Tuesday, May 19, 2009
A pair of Chinons
I'd been having a hankering for some Loire cabernet franc, a hankering that had gone unsated for some time. Which is why it was propitious, then, to walk into Jay's apartment on a bright Sunday afternoon and see a handsome decanter standing next to an empty bottle with the pinkish label of Bernard Baudry's Croix Boissée. I walked up close to the artifact: 1996. A quick nose toward the top of the glass container indicated hints of just those savory, spicy qualities I had been thinking of.

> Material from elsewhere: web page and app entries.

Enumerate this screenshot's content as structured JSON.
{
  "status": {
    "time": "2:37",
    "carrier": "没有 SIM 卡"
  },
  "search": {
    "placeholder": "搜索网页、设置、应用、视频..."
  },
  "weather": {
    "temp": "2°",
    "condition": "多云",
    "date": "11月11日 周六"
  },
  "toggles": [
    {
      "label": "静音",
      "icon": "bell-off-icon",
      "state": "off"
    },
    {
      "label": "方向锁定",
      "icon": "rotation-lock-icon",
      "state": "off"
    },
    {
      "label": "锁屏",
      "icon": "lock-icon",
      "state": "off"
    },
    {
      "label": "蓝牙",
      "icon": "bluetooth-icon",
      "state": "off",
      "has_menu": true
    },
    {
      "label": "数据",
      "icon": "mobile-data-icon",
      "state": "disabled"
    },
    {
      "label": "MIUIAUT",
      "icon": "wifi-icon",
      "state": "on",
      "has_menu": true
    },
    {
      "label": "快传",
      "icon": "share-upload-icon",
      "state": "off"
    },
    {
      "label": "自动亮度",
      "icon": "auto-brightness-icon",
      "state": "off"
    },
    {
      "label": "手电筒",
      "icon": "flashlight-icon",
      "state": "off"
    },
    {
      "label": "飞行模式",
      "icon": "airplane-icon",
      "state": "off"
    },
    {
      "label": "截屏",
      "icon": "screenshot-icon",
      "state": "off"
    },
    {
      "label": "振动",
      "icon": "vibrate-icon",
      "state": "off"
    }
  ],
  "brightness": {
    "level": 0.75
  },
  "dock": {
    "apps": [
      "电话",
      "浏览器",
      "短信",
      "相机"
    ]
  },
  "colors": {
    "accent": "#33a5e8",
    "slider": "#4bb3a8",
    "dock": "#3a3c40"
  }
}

Doubled was my pleasure when Chris appeared, an hour later, with a bag that included the unmistakable white-and-blue label of Olga Raffault's Chinon. A 1989 Picasses.

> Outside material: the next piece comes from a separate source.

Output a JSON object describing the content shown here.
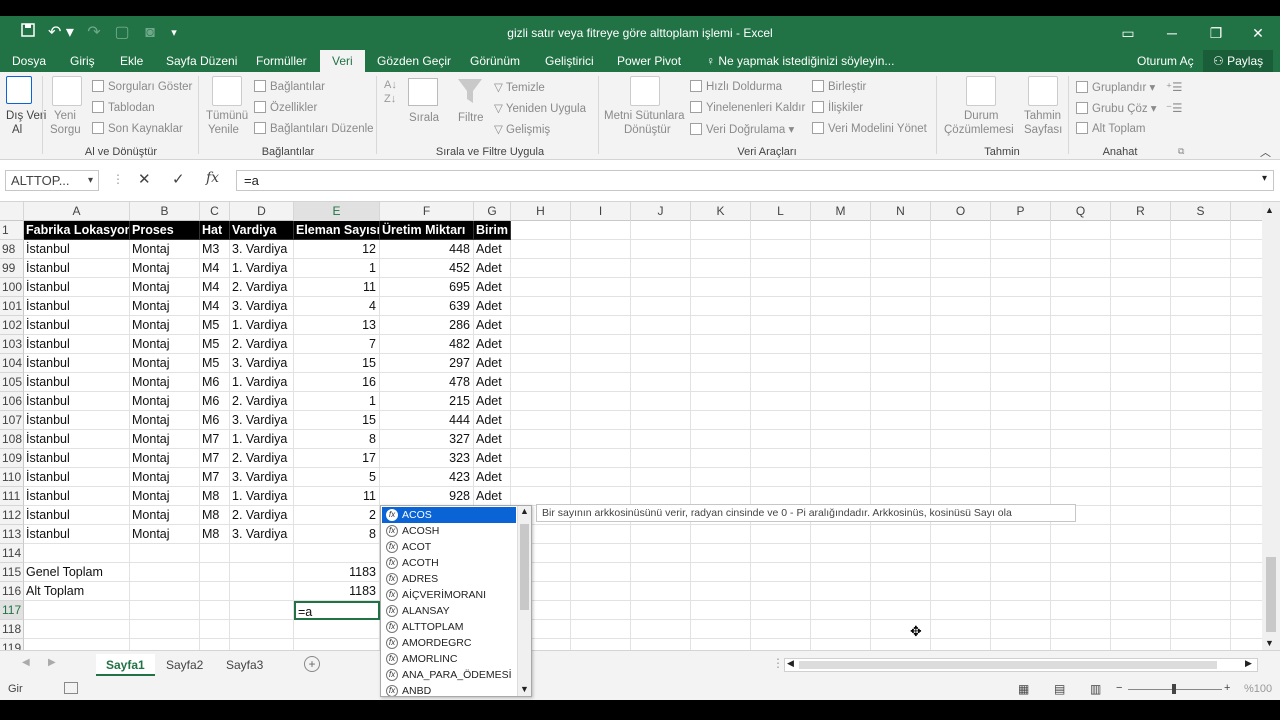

As the starting wines were poured (a lovely 1996 H. Billiot, deeply aromatic Ambonnay bubbles with a sapid quality and a nutty color; a surprising 1988 Piper Sonoma – Jay would say, "This does not have any right to be this good," and he wasn't wrong – followed by various Loire chenins, romorantins and sauvignons, including a 1924 Huet Le Haut-Lieu Moëlleux to pair with seared scallops), I thought on forward to the pleasures of the Chinons to come.
Good Chinon with age is like Chinon young. It hovers in timelessness, encapsulating the place with its bramble and dark fruit and violets.

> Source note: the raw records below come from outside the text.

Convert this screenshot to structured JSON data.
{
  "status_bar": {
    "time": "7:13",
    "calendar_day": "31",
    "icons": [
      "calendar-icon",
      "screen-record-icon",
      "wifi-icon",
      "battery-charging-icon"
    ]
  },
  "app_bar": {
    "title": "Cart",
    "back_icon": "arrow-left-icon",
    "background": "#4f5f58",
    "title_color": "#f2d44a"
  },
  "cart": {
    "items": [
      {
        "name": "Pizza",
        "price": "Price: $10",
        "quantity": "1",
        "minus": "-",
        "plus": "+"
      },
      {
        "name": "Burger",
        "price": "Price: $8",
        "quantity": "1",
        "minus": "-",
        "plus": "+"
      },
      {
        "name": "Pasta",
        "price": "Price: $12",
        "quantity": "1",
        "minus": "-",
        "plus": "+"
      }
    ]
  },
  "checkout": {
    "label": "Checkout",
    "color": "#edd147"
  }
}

Later, the Ligerian pair did not falter. The 1996 Baudry Croix-Boissée was smooth and fresh; perhaps a bit absent on the midpalate, but with good length sustaining it into its floral finish. And the 1989 Olga Raffault Chinon Picasses was a punch in the face, and I mean that in the most flattering way possible. Paired perfectly with leg of lamb, it was dark, brawny, rustic and perfect.
What more could one ask for?
Now I need some Breton Bourgueil to take care of the other side of the river, and all will be well.